RECORD EXCERPTS Block Start
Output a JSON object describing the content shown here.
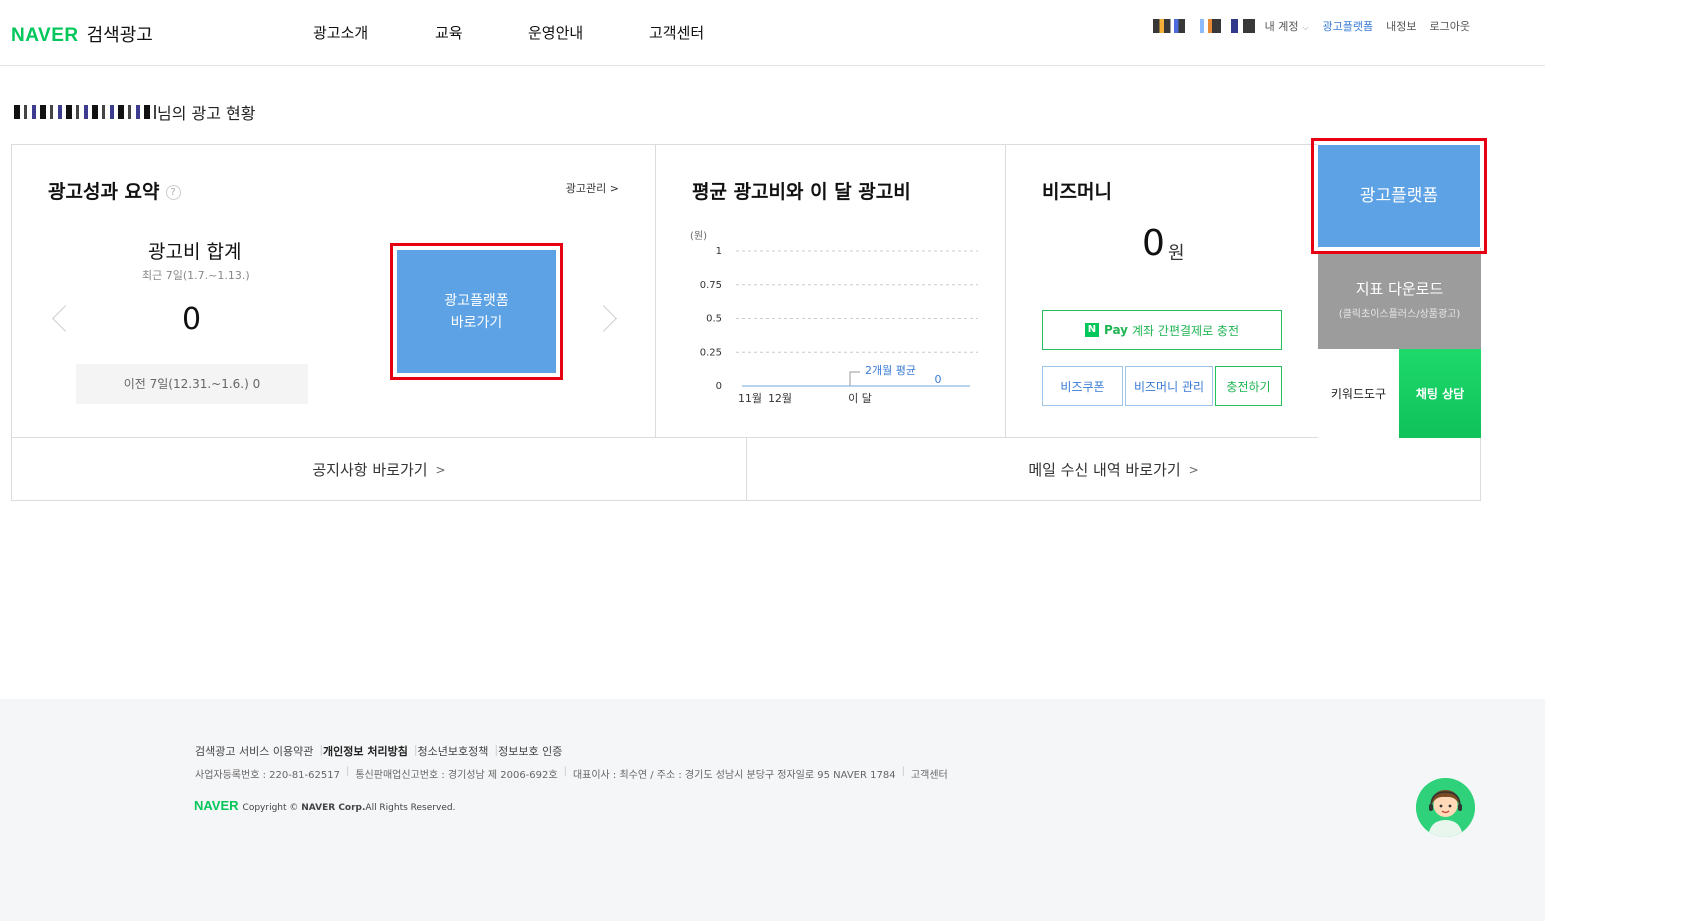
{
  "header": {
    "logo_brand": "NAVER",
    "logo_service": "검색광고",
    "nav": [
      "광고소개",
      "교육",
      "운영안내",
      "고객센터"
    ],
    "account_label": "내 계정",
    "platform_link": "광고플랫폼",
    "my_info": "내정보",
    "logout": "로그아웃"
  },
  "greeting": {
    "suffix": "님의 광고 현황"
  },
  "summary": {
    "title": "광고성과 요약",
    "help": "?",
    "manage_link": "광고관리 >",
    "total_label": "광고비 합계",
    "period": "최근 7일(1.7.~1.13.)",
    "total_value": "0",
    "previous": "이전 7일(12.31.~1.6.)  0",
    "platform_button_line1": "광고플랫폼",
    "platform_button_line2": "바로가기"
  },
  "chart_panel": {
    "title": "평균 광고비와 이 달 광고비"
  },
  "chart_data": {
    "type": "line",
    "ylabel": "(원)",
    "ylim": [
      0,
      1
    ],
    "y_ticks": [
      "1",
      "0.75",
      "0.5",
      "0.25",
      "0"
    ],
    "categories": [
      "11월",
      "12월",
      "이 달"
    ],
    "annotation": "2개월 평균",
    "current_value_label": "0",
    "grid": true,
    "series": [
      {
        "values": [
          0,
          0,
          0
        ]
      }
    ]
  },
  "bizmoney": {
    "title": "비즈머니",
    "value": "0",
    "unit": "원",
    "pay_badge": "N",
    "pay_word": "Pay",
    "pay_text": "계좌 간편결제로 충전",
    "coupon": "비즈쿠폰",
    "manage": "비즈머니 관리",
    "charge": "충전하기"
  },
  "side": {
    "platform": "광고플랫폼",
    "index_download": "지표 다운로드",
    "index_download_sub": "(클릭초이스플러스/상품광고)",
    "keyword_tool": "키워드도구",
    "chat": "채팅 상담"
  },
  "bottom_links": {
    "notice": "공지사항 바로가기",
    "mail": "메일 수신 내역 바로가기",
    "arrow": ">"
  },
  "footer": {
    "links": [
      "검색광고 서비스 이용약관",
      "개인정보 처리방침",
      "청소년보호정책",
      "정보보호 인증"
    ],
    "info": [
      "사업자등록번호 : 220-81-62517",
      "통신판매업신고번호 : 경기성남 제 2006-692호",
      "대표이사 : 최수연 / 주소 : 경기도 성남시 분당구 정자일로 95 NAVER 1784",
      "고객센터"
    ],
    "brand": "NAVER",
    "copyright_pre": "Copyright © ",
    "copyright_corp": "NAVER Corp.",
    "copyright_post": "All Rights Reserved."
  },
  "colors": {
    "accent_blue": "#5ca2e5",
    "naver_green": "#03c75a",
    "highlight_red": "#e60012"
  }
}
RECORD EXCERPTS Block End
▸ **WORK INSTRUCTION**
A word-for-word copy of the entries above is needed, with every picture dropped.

▸ **OUTPUT FOR THIS TASK**
Output a JSON object describing the content shown here.
{
  "header": {
    "logo_brand": "NAVER",
    "logo_service": "검색광고",
    "nav": [
      "광고소개",
      "교육",
      "운영안내",
      "고객센터"
    ],
    "account_label": "내 계정",
    "platform_link": "광고플랫폼",
    "my_info": "내정보",
    "logout": "로그아웃"
  },
  "greeting": {
    "suffix": "님의 광고 현황"
  },
  "summary": {
    "title": "광고성과 요약",
    "help": "?",
    "manage_link": "광고관리 >",
    "total_label": "광고비 합계",
    "period": "최근 7일(1.7.~1.13.)",
    "total_value": "0",
    "previous": "이전 7일(12.31.~1.6.)  0",
    "platform_button_line1": "광고플랫폼",
    "platform_button_line2": "바로가기"
  },
  "chart_panel": {
    "title": "평균 광고비와 이 달 광고비"
  },
  "chart_data": {
    "type": "line",
    "ylabel": "(원)",
    "ylim": [
      0,
      1
    ],
    "y_ticks": [
      "1",
      "0.75",
      "0.5",
      "0.25",
      "0"
    ],
    "categories": [
      "11월",
      "12월",
      "이 달"
    ],
    "annotation": "2개월 평균",
    "current_value_label": "0",
    "grid": true,
    "series": [
      {
        "values": [
          0,
          0,
          0
        ]
      }
    ]
  },
  "bizmoney": {
    "title": "비즈머니",
    "value": "0",
    "unit": "원",
    "pay_badge": "N",
    "pay_word": "Pay",
    "pay_text": "계좌 간편결제로 충전",
    "coupon": "비즈쿠폰",
    "manage": "비즈머니 관리",
    "charge": "충전하기"
  },
  "side": {
    "platform": "광고플랫폼",
    "index_download": "지표 다운로드",
    "index_download_sub": "(클릭초이스플러스/상품광고)",
    "keyword_tool": "키워드도구",
    "chat": "채팅 상담"
  },
  "bottom_links": {
    "notice": "공지사항 바로가기",
    "mail": "메일 수신 내역 바로가기",
    "arrow": ">"
  },
  "footer": {
    "links": [
      "검색광고 서비스 이용약관",
      "개인정보 처리방침",
      "청소년보호정책",
      "정보보호 인증"
    ],
    "info": [
      "사업자등록번호 : 220-81-62517",
      "통신판매업신고번호 : 경기성남 제 2006-692호",
      "대표이사 : 최수연 / 주소 : 경기도 성남시 분당구 정자일로 95 NAVER 1784",
      "고객센터"
    ],
    "brand": "NAVER",
    "copyright_pre": "Copyright © ",
    "copyright_corp": "NAVER Corp.",
    "copyright_post": "All Rights Reserved."
  },
  "colors": {
    "accent_blue": "#5ca2e5",
    "naver_green": "#03c75a",
    "highlight_red": "#e60012"
  }
}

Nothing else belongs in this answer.